Go to main content

"Working with children is my passion"

Health Rehabilitation
Jordan

Sina works as an occupational therapist at the Basma hospital rehabilitation centre in Jordan. Since HI set up a specialist paediatric unit for neurological disorders, she has been working with children with cerebral palsy.

Sina, occupational therapist at the Basma hospital rehabilitation centre

Sina, occupational therapist at the Basma hospital rehabilitation centre | © Oriane van den Broeck/HI

A specialist paediatric unit

The support provided by HI has made it possible to set up a space dedicated to children with cerebral palsy. Sina explains her work:

"I manage cases of cerebral palsy. My role is to stimulate the upper limbs to improve their motricity and their ability to do day-to-day tasks. I aim to help the children achieve a minimum level of autonomy. By teaching them how to feed themselves unaided, for example."

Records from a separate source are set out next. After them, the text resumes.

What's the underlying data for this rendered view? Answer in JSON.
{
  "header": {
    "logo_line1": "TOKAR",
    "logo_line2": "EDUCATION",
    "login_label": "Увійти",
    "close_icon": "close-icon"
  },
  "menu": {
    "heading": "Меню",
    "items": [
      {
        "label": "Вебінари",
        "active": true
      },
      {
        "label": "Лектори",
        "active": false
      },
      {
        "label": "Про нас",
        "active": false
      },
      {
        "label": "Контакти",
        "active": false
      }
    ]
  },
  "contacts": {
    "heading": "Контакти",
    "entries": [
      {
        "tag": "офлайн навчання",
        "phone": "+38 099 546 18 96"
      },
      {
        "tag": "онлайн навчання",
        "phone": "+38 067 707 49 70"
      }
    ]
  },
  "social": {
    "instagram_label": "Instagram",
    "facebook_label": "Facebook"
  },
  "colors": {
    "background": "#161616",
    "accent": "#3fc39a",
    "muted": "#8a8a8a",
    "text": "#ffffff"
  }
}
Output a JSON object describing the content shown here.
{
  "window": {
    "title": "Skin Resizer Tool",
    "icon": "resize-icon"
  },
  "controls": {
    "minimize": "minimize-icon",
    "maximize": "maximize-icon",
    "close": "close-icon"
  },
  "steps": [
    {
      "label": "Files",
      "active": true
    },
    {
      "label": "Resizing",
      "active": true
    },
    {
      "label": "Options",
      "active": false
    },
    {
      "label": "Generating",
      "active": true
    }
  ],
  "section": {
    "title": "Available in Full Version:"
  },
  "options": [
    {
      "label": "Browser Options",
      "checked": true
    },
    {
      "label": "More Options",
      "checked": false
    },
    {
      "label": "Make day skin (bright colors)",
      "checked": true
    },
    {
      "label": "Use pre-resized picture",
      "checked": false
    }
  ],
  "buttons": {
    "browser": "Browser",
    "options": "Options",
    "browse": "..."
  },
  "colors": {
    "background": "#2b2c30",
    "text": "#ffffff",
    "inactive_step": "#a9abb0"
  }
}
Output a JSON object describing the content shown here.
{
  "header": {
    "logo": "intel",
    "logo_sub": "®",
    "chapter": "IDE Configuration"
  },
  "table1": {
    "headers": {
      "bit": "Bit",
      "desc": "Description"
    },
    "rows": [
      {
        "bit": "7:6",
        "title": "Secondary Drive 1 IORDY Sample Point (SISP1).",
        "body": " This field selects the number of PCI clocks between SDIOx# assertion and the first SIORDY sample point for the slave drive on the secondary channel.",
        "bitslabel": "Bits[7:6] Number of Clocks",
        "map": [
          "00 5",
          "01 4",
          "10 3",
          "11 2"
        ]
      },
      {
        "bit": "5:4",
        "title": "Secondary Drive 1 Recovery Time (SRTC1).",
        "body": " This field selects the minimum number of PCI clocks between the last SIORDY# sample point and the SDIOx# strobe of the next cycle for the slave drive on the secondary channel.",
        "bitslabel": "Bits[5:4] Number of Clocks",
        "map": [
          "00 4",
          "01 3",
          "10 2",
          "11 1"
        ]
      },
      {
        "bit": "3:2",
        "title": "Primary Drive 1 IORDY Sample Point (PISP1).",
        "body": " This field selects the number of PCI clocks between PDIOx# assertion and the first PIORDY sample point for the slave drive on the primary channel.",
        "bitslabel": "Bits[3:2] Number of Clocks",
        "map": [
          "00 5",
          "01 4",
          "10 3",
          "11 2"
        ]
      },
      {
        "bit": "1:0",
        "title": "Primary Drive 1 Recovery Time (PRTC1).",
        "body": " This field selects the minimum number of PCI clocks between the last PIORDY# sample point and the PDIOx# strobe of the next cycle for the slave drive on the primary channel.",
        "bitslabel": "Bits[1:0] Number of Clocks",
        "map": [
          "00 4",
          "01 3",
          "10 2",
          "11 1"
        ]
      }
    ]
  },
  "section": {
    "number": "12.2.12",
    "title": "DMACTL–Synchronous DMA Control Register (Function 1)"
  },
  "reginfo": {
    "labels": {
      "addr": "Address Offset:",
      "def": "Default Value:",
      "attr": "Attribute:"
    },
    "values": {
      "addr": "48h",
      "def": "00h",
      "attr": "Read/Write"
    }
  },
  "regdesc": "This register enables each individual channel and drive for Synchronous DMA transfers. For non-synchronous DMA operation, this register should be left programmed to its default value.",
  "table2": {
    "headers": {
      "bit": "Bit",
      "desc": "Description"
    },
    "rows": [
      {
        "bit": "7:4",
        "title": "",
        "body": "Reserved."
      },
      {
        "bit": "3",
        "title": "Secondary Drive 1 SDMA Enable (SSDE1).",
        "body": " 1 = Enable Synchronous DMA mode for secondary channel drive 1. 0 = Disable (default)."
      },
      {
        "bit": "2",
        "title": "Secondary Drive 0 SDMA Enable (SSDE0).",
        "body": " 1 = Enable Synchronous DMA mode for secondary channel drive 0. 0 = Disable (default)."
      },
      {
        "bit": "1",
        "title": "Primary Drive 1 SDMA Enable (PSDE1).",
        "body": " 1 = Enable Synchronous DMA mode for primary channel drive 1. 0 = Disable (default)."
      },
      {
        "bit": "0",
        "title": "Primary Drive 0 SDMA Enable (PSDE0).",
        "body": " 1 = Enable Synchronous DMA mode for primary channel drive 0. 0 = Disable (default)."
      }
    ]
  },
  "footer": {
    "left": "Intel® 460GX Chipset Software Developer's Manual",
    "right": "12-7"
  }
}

A new multi-disciplinary approach

In the last two years numerous changes have been made. Various specialists now work together throughout the rehabilitation process.

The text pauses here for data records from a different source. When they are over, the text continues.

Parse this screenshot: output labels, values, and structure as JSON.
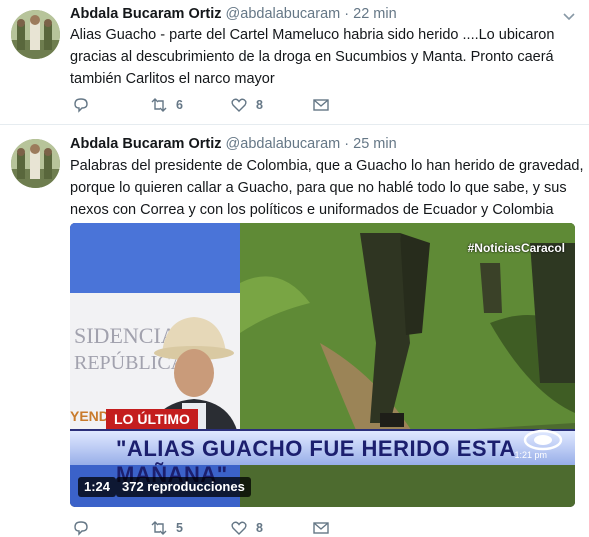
{
  "tweets": [
    {
      "author_name": "Abdala Bucaram Ortiz",
      "handle": "@abdalabucaram",
      "separator": "·",
      "time": "22 min",
      "text_lines": [
        "Alias Guacho - parte del Cartel Mameluco habria sido herido ....Lo ubicaron",
        "gracias al descubrimiento de la droga en Sucumbios y Manta. Pronto caerá",
        "también Carlitos el narco mayor"
      ],
      "actions": {
        "reply_count": "",
        "retweet_count": "6",
        "like_count": "8"
      }
    },
    {
      "author_name": "Abdala Bucaram Ortiz",
      "handle": "@abdalabucaram",
      "separator": "·",
      "time": "25 min",
      "text_lines": [
        "Palabras del presidente de Colombia, que a Guacho lo han herido de gravedad,",
        "porque lo quieren callar a Guacho, para que no hablé todo lo que sabe, y sus",
        "nexos  con Correa y con los políticos e uniformados de Ecuador y Colombia"
      ],
      "media": {
        "headline": "\"ALIAS GUACHO FUE HERIDO ESTA MAÑANA\"",
        "breaking_label": "LO ÚLTIMO",
        "hashtag": "#NoticiasCaracol",
        "clock": "1:21 pm",
        "duration": "1:24",
        "views": "372 reproducciones",
        "sign_line1": "SIDENCIA",
        "sign_line2": "REPÚBLICA",
        "sign_line3": "YEND"
      },
      "actions": {
        "reply_count": "",
        "retweet_count": "5",
        "like_count": "8"
      }
    }
  ],
  "icons": {
    "reply": "reply-icon",
    "retweet": "retweet-icon",
    "like": "heart-icon",
    "dm": "envelope-icon",
    "more": "chevron-down-icon"
  },
  "colors": {
    "text_primary": "#14171a",
    "text_secondary": "#657786",
    "ticker_blue": "#1c1f6e",
    "breaking_red": "#c41e1e"
  }
}
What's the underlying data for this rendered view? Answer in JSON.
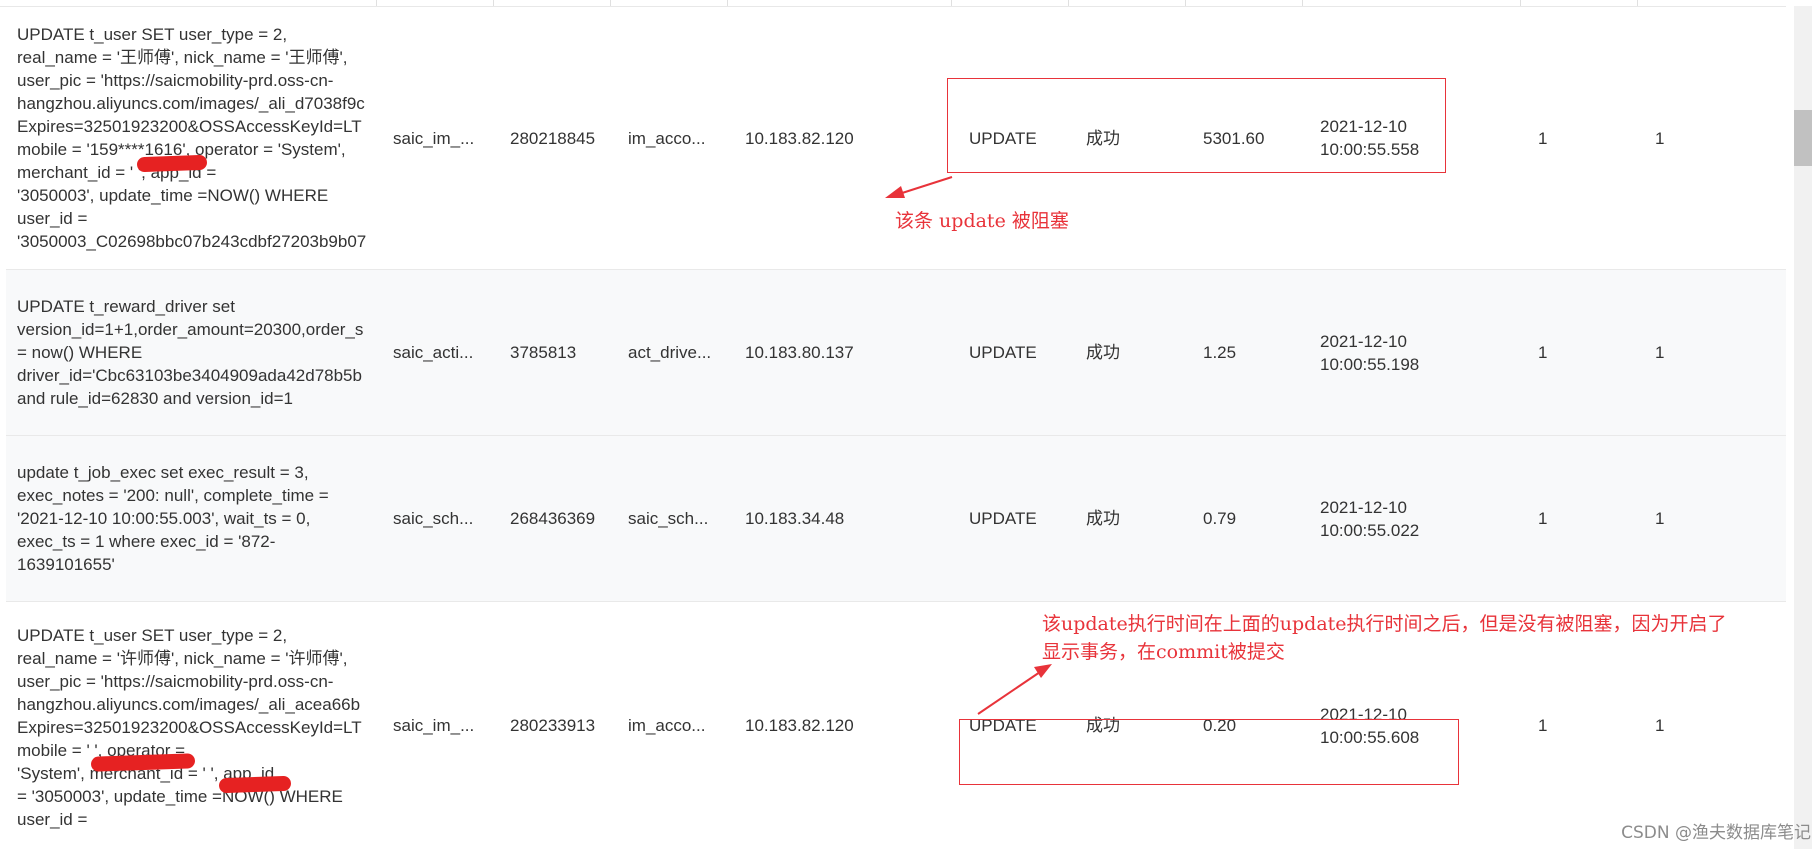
{
  "rows": [
    {
      "sql": "UPDATE t_user SET user_type = 2,\nreal_name = '王师傅', nick_name = '王师傅',\nuser_pic = 'https://saicmobility-prd.oss-cn-\nhangzhou.aliyuncs.com/images/_ali_d7038f9c\nExpires=32501923200&OSSAccessKeyId=LT\nmobile = '159****1616', operator = 'System',\nmerchant_id = '          ', app_id =\n'3050003', update_time =NOW() WHERE\nuser_id =\n'3050003_C02698bbc07b243cdbf27203b9b07",
      "db": "saic_im_...",
      "thread_id": "280218845",
      "user": "im_acco...",
      "ip": "10.183.82.120",
      "type": "UPDATE",
      "status": "成功",
      "duration": "5301.60",
      "time": "2021-12-10\n10:00:55.558",
      "n1": "1",
      "n2": "1"
    },
    {
      "sql": "UPDATE t_reward_driver set\nversion_id=1+1,order_amount=20300,order_s\n= now() WHERE\ndriver_id='Cbc63103be3404909ada42d78b5b\nand rule_id=62830 and version_id=1",
      "db": "saic_acti...",
      "thread_id": "3785813",
      "user": "act_drive...",
      "ip": "10.183.80.137",
      "type": "UPDATE",
      "status": "成功",
      "duration": "1.25",
      "time": "2021-12-10\n10:00:55.198",
      "n1": "1",
      "n2": "1"
    },
    {
      "sql": "update t_job_exec set exec_result = 3,\nexec_notes = '200: null', complete_time =\n'2021-12-10 10:00:55.003', wait_ts = 0,\nexec_ts = 1 where exec_id = '872-\n1639101655'",
      "db": "saic_sch...",
      "thread_id": "268436369",
      "user": "saic_sch...",
      "ip": "10.183.34.48",
      "type": "UPDATE",
      "status": "成功",
      "duration": "0.79",
      "time": "2021-12-10\n10:00:55.022",
      "n1": "1",
      "n2": "1"
    },
    {
      "sql": "UPDATE t_user SET user_type = 2,\nreal_name = '许师傅', nick_name = '许师傅',\nuser_pic = 'https://saicmobility-prd.oss-cn-\nhangzhou.aliyuncs.com/images/_ali_acea66b\nExpires=32501923200&OSSAccessKeyId=LT\nmobile = '              ', operator =\n'System', merchant_id = '           ', app_id\n= '3050003', update_time =NOW() WHERE\nuser_id =",
      "db": "saic_im_...",
      "thread_id": "280233913",
      "user": "im_acco...",
      "ip": "10.183.82.120",
      "type": "UPDATE",
      "status": "成功",
      "duration": "0.20",
      "time": "2021-12-10\n10:00:55.608",
      "n1": "1",
      "n2": "1"
    }
  ],
  "annotations": {
    "blocked_note": "该条 update 被阻塞",
    "explain_line1": "该update执行时间在上面的update执行时间之后，但是没有被阻塞，因为开启了",
    "explain_line2": "显示事务，在commit被提交",
    "color": "#e8333a"
  },
  "watermark": "CSDN @渔夫数据库笔记",
  "colors": {
    "row_even": "#f8f9fa",
    "row_odd": "#ffffff",
    "redaction": "#e62222"
  }
}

"HI has encouraged us to work as a team and use new methods, such as joint sessions. We sometimes follow the same patients as the physiotherapists. The physiotherapist teaches the child to walk, whilst the occupational therapist helps them to use their hands to play. The child has fun and the benefits are multiplied. It's good for us and for them," explains Sina.

The specialists also inform the family about the exercises and care that needs to be provided at home to ensure a truly holistic approach.

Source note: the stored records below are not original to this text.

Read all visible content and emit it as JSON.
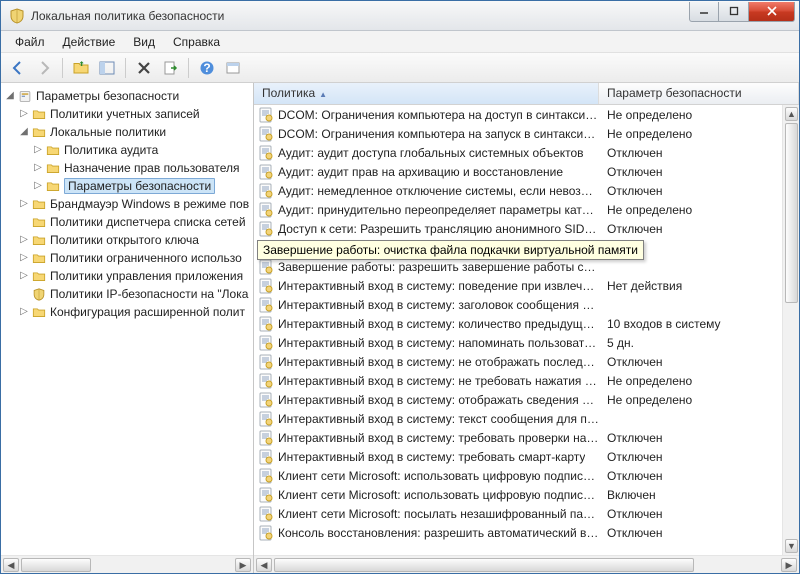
{
  "window": {
    "title": "Локальная политика безопасности"
  },
  "menu": {
    "file": "Файл",
    "action": "Действие",
    "view": "Вид",
    "help": "Справка"
  },
  "tree": {
    "root": "Параметры безопасности",
    "n1": "Политики учетных записей",
    "n2": "Локальные политики",
    "n2a": "Политика аудита",
    "n2b": "Назначение прав пользователя",
    "n2c": "Параметры безопасности",
    "n3": "Брандмауэр Windows в режиме пов",
    "n4": "Политики диспетчера списка сетей",
    "n5": "Политики открытого ключа",
    "n6": "Политики ограниченного использо",
    "n7": "Политики управления приложения",
    "n8": "Политики IP-безопасности на \"Лока",
    "n9": "Конфигурация расширенной полит"
  },
  "columns": {
    "policy": "Политика",
    "param": "Параметр безопасности"
  },
  "tooltip": "Завершение работы: очистка файла подкачки виртуальной памяти",
  "rows": [
    {
      "p": "DCOM: Ограничения компьютера на доступ в синтаксис...",
      "v": "Не определено"
    },
    {
      "p": "DCOM: Ограничения компьютера на запуск в синтаксис...",
      "v": "Не определено"
    },
    {
      "p": "Аудит: аудит доступа глобальных системных объектов",
      "v": "Отключен"
    },
    {
      "p": "Аудит: аудит прав на архивацию и восстановление",
      "v": "Отключен"
    },
    {
      "p": "Аудит: немедленное отключение системы, если невозмо...",
      "v": "Отключен"
    },
    {
      "p": "Аудит: принудительно переопределяет параметры катег...",
      "v": "Не определено"
    },
    {
      "p": "Доступ к сети: Разрешить трансляцию анонимного SID в ...",
      "v": "Отключен"
    },
    {
      "p": "Завершение работы: очистка файла подкачки виртуальн...",
      "v": "ен"
    },
    {
      "p": "Завершение работы: разрешить завершение работы сис...",
      "v": ""
    },
    {
      "p": "Интерактивный вход в систему:  поведение при извлечен...",
      "v": "Нет действия"
    },
    {
      "p": "Интерактивный вход в систему: заголовок сообщения дл...",
      "v": ""
    },
    {
      "p": "Интерактивный вход в систему: количество предыдущих ...",
      "v": "10 входов в систему"
    },
    {
      "p": "Интерактивный вход в систему: напоминать пользовател...",
      "v": "5 дн."
    },
    {
      "p": "Интерактивный вход в систему: не отображать последне...",
      "v": "Отключен"
    },
    {
      "p": "Интерактивный вход в систему: не требовать нажатия CT...",
      "v": "Не определено"
    },
    {
      "p": "Интерактивный вход в систему: отображать сведения о п...",
      "v": "Не определено"
    },
    {
      "p": "Интерактивный вход в систему: текст сообщения для по...",
      "v": ""
    },
    {
      "p": "Интерактивный вход в систему: требовать проверки на к...",
      "v": "Отключен"
    },
    {
      "p": "Интерактивный вход в систему: требовать смарт-карту",
      "v": "Отключен"
    },
    {
      "p": "Клиент сети Microsoft: использовать цифровую подпись ...",
      "v": "Отключен"
    },
    {
      "p": "Клиент сети Microsoft: использовать цифровую подпись ...",
      "v": "Включен"
    },
    {
      "p": "Клиент сети Microsoft: посылать незашифрованный пар...",
      "v": "Отключен"
    },
    {
      "p": "Консоль восстановления: разрешить автоматический вх...",
      "v": "Отключен"
    }
  ]
}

Tailored training

The different specialists at the rehabilitation centre also benefit from specialist training which is usually difficult to access outside of the capital.

"We already had one session on cerebral palsy and the next one is on the use of splints. HI has provided us with all the materials and equipment required. This equipment is very expensive but is a crucial part of our work and previously we had nothing like it."

"After each training session the number of patients we see increases because HI sends us people who need care which we are now able to provide. It's an additional source of motivation and makes me feel more confident about the quality of my work," adds Sina.

Where we work

Read more

Blog: COVID-19 - We must leave no one behind
Photo by Markus Spiske on Unsplash
Emergency Health

Blog: COVID-19 - We must leave no one behind

Aleema Shivji, Executive Director of Humanity & Inclusion UK, explains the impact of COVID-19 on the most vulnerable people living in developing countries.

HI adapts its actions to combat Covid-19 and protect the most vulnerable
© Quinn Neely / HI
Emergency Health Inclusion

HI adapts its actions to combat Covid-19 and protect the most vulnerable

Humanity & Inclusion teams are making changes to the way they work in order to slow the spread of the Covid-19 pandemic wherever possible. This includes reviewing their current actions and implementing new projects. The aim is to protect people from the virus and deal with the impact of the crisis, with a focus on people with disabilities, children, women, and isolated and older people.

HI adapts its operations to help with the Covid-19 pandemic
© B. Blondel / HI
Emergency Health

HI adapts its operations to help with the Covid-19 pandemic

As the coronavirus pandemic spreads to countries already affected by poverty, conflict and natural disasters, HI is adapting its response to the health crisis.